To conclude this thought, in his book “The Son Rises,” William L. Craig says,“The second alternative, that the disciples were deceived, implies that the belief in the resurrection is due to religious hysteria and hallucinations. But this alternative fails on several grounds: (1) Not just one person saw Jesus appear after His resurrection, but many. (2) Not just lone individuals saw Him, but groups of people. (3) They did not see Him only once, but many times. (4) They did not merely see Him, but touched Him, conversed with Him, and ate with Him. (5) Jesus’ body was not to be found. That is the decisive argument against the religious hallucination hypothesis.”
Either the cross changes everything for us, or it changes nothing! If Jesus never raised from the dead, then I would suggest quitting your jobs, taking a permanent vacation and doing your best to live a life of pure pleasure, because when we remove the possibility for immortality, death becomes our ultimate enemy.
Loren Eiseley, self-proclaimed naturalist and writer of “The Cosmic Orphan,” says, “Death is certainly man’s greatest enemy. In losing God, modern man has lost immortality as well. Death means eternal annihilation. This prospect robs life of its meaning and fullness. It makes the life of man no better than the life of a cow or horse, only more tragic. In light of death, the activities that cram our life seem so pointless. Thus Archibald MacLeish described the life of man as an idiotic circus— until one day the show is all over:”
If Jesus did rise from the dead, then it changes everything! It means it is possible to move from being spiritually dead to being alive in God. It turns fear into love, despair into joy, guilt into freedom, anxiety into hope. The resurrection grants meaning to life, existence, and purpose. It gives persistence to your love for one another. It makes valid all God’s promises.
- The Son Rises by William Laine Craig
- The Case for the Resurrection of Jesus by Gary R. Habermas and Michael Licona
- Beyond Death: Exploring the Evidence for Immortality by Gary R. Habermas and JP Moreland
- The Resurrection of Jesus: A New Historiographical Approach by Michael R. Licona
- Risen Indeed: Making Sense of the Resurrection by Stephen T Davis
- The Resurrection of the Son of God by NT Wright
- Resurrection Reconsidered by Gavin D’Costa

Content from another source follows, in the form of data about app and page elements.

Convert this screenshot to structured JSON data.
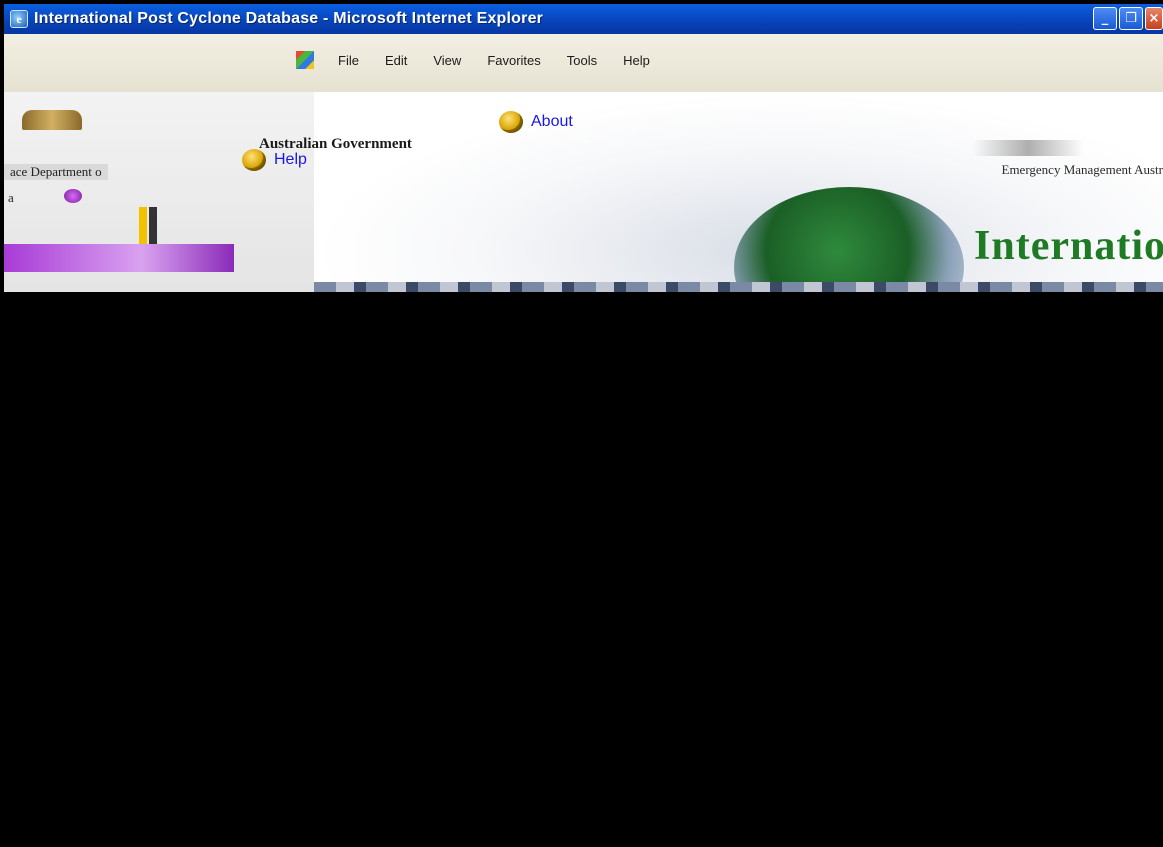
{
  "window": {
    "title": "International Post Cyclone Database - Microsoft Internet Explorer",
    "icon": "ie-icon",
    "controls": [
      "minimize-icon",
      "restore-icon",
      "close-icon"
    ]
  },
  "menubar": {
    "items": [
      "File",
      "Edit",
      "View",
      "Favorites",
      "Tools",
      "Help"
    ]
  },
  "header": {
    "government": "Australian Government",
    "department": "ace Department o",
    "region": "a"
  },
  "nav": {
    "about_label": "About",
    "help_label": "Help"
  },
  "banner": {
    "agency": "Emergency Management Austr",
    "title": "International"
  },
  "colors": {
    "titlebar": "#0842b8",
    "link": "#1818e6",
    "banner_title": "#1f7a25",
    "accent_purple": "#a83bd6"
  }
}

- Defending the Resurrection by James Patrick Holding
- Tactics: A Game Plan for Discussing Your Christian Convictions by Gregory Koukl
- Debating Christian Theism by JP Moreland
- Forensic Faith by J Warner Wallace